__GOAL OF THE EXERCISE__
For the records below, the count of lines that hold "emoji" is required; give only that number.

__RAW DATA__
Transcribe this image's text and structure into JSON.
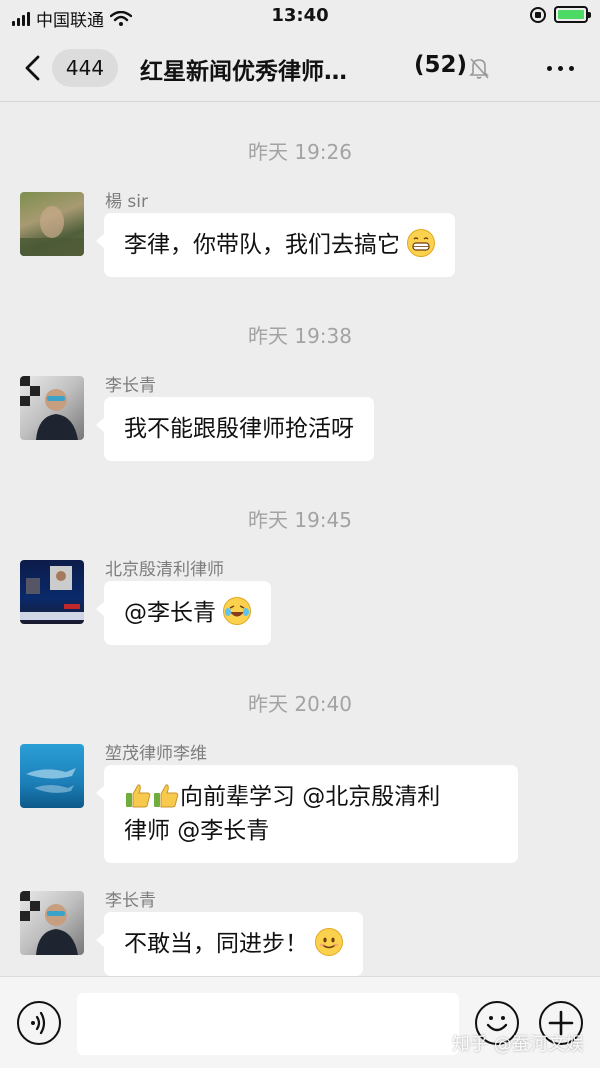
{
  "status_bar": {
    "carrier": "中国联通",
    "time": "13:40"
  },
  "nav": {
    "unread_count": "444",
    "title": "红星新闻优秀律师…",
    "member_count": "(52)"
  },
  "messages": [
    {
      "timestamp": "昨天 19:26",
      "sender": "楊 sir",
      "text": "李律，你带队，我们去搞它",
      "emoji": "grinning-face"
    },
    {
      "timestamp": "昨天 19:38",
      "sender": "李长青",
      "text": "我不能跟殷律师抢活呀"
    },
    {
      "timestamp": "昨天 19:45",
      "sender": "北京殷清利律师",
      "text": "@李长青",
      "emoji": "laughing-crying-face"
    },
    {
      "timestamp": "昨天 20:40",
      "sender": "堃茂律师李维",
      "text_line1": "向前辈学习 @北京殷清利",
      "text_line2": "律师 @李长青",
      "emoji": "thumbs-up"
    },
    {
      "sender": "李长青",
      "text": "不敢当，同进步！",
      "emoji": "smiling-face"
    }
  ],
  "watermark": "知乎 @蚕河文娱",
  "colors": {
    "background": "#ededed",
    "bubble": "#ffffff",
    "timestamp": "#a3a3a3",
    "sender": "#7d7d7d",
    "battery": "#4cd964"
  }
}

__RESPONSE TO THIS TASK__
4